• **Assignment**
Lines in the data below that contain the word "this" are to be copied.

• **Web page and app entries**
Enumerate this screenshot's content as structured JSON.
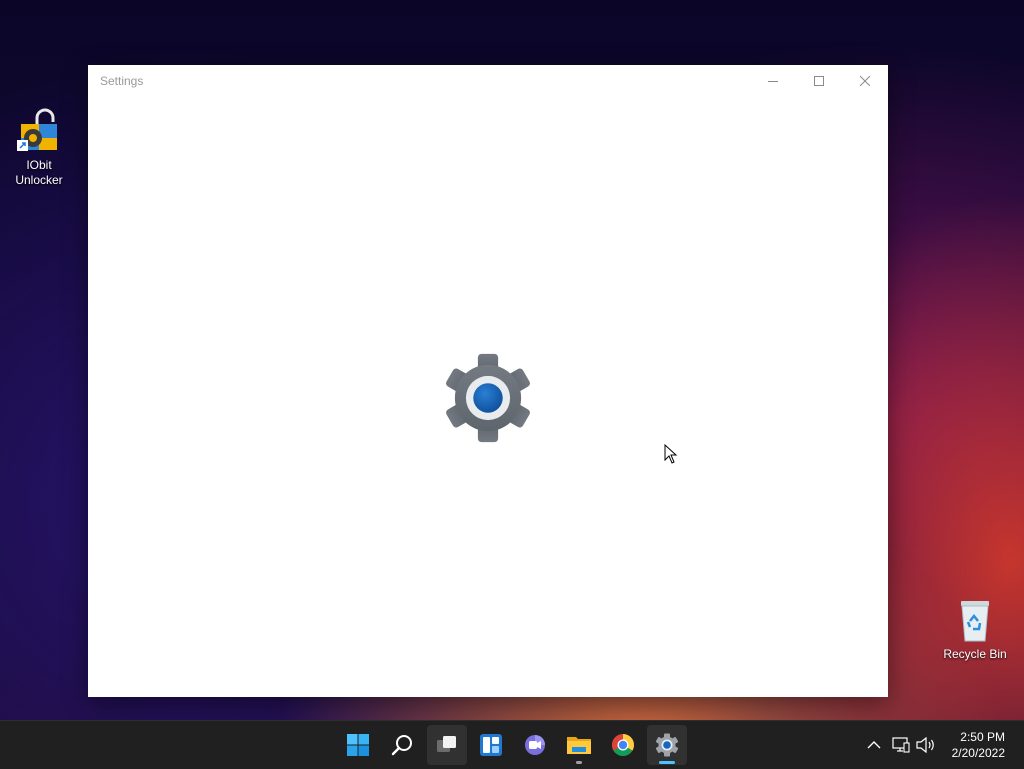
{
  "desktop": {
    "icons": [
      {
        "label": "IObit\nUnlocker",
        "icon": "iobit-unlocker-icon"
      },
      {
        "label": "Recycle Bin",
        "icon": "recycle-bin-icon"
      }
    ]
  },
  "window": {
    "title": "Settings",
    "controls": {
      "minimize": "minimize-icon",
      "maximize": "maximize-icon",
      "close": "close-icon"
    },
    "splash_icon": "settings-gear-icon",
    "accent_color": "#0f5fb0"
  },
  "taskbar": {
    "apps": [
      {
        "name": "Start",
        "icon": "windows-start-icon"
      },
      {
        "name": "Search",
        "icon": "search-icon"
      },
      {
        "name": "Task View",
        "icon": "task-view-icon"
      },
      {
        "name": "Widgets",
        "icon": "widgets-icon"
      },
      {
        "name": "Chat",
        "icon": "teams-chat-icon"
      },
      {
        "name": "File Explorer",
        "icon": "file-explorer-icon"
      },
      {
        "name": "Google Chrome",
        "icon": "chrome-icon"
      },
      {
        "name": "Settings",
        "icon": "settings-icon"
      }
    ],
    "tray": {
      "chevron": "show-hidden-icons-chevron",
      "network": "network-icon",
      "volume": "volume-icon"
    },
    "clock": {
      "time": "2:50 PM",
      "date": "2/20/2022"
    }
  }
}
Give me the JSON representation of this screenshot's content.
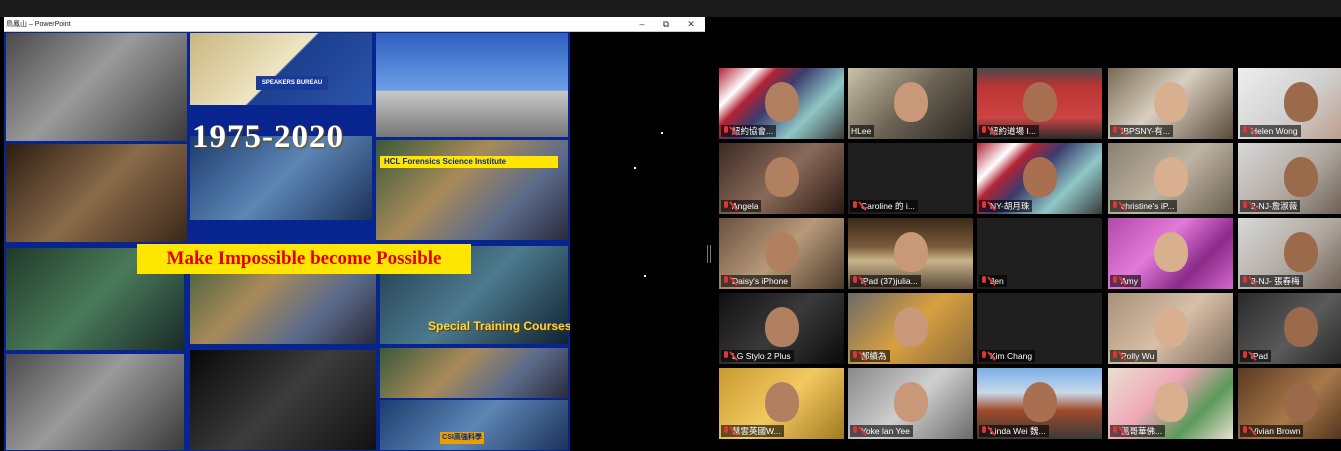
{
  "window": {
    "title": "鳥鳳山 – PowerPoint",
    "minimize_icon": "–",
    "maximize_icon": "⧉",
    "close_icon": "✕"
  },
  "slide": {
    "years": "1975-2020",
    "speakers_bureau": "SPEAKERS BUREAU",
    "forensics_label": "HCL Forensics Science Institute",
    "banner": "Make Impossible become Possible",
    "special_training": "Special Training Courses",
    "csi_label": "CSI高強科學"
  },
  "participants": [
    {
      "name": "紐約協會...",
      "muted": true,
      "active": false,
      "bg": "flag"
    },
    {
      "name": "HLee",
      "muted": false,
      "active": true,
      "bg": "room"
    },
    {
      "name": "紐約道場 I...",
      "muted": true,
      "active": false,
      "bg": "building"
    },
    {
      "name": "IBPSNY-有...",
      "muted": true,
      "active": false,
      "bg": "calligraphy"
    },
    {
      "name": "Helen Wong",
      "muted": true,
      "active": false,
      "bg": "bright"
    },
    {
      "name": "Angela",
      "muted": true,
      "active": false,
      "bg": "room2"
    },
    {
      "name": "Caroline 的 i...",
      "muted": true,
      "active": false,
      "bg": "none"
    },
    {
      "name": "NY-胡月珠",
      "muted": true,
      "active": false,
      "bg": "flag"
    },
    {
      "name": "christine's iP...",
      "muted": true,
      "active": false,
      "bg": "blur"
    },
    {
      "name": "2-NJ-詹淑薇",
      "muted": true,
      "active": false,
      "bg": "plain"
    },
    {
      "name": "Daisy's iPhone",
      "muted": true,
      "active": false,
      "bg": "warm"
    },
    {
      "name": "iPad (37)julia...",
      "muted": true,
      "active": false,
      "bg": "kitchen"
    },
    {
      "name": "Jen",
      "muted": true,
      "active": false,
      "bg": "none"
    },
    {
      "name": "Amy",
      "muted": true,
      "active": false,
      "bg": "flowers"
    },
    {
      "name": "3-NJ- 張春梅",
      "muted": true,
      "active": false,
      "bg": "plain"
    },
    {
      "name": "LG Stylo 2 Plus",
      "muted": true,
      "active": false,
      "bg": "dark"
    },
    {
      "name": "郝績為",
      "muted": true,
      "active": false,
      "bg": "couple"
    },
    {
      "name": "Kim Chang",
      "muted": true,
      "active": false,
      "bg": "none"
    },
    {
      "name": "Polly Wu",
      "muted": true,
      "active": false,
      "bg": "closeup"
    },
    {
      "name": "iPad",
      "muted": true,
      "active": false,
      "bg": "dim"
    },
    {
      "name": "慧雲英國W...",
      "muted": true,
      "active": false,
      "bg": "yellow"
    },
    {
      "name": "Yoke lan Yee",
      "muted": true,
      "active": false,
      "bg": "room3"
    },
    {
      "name": "Linda Wei 魏...",
      "muted": true,
      "active": false,
      "bg": "gate"
    },
    {
      "name": "溫哥華佛...",
      "muted": true,
      "active": false,
      "bg": "lotus"
    },
    {
      "name": "Vivian Brown",
      "muted": true,
      "active": false,
      "bg": "wood"
    }
  ],
  "colors": {
    "active_speaker": "#c6d62a",
    "muted_mic": "#e23434",
    "slide_bg": "#08248f",
    "banner_bg": "#ffe600",
    "banner_text": "#e00000"
  }
}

• **Expected answer**
Enumerate this screenshot's content as structured JSON.
Give me the JSON representation of this screenshot's content.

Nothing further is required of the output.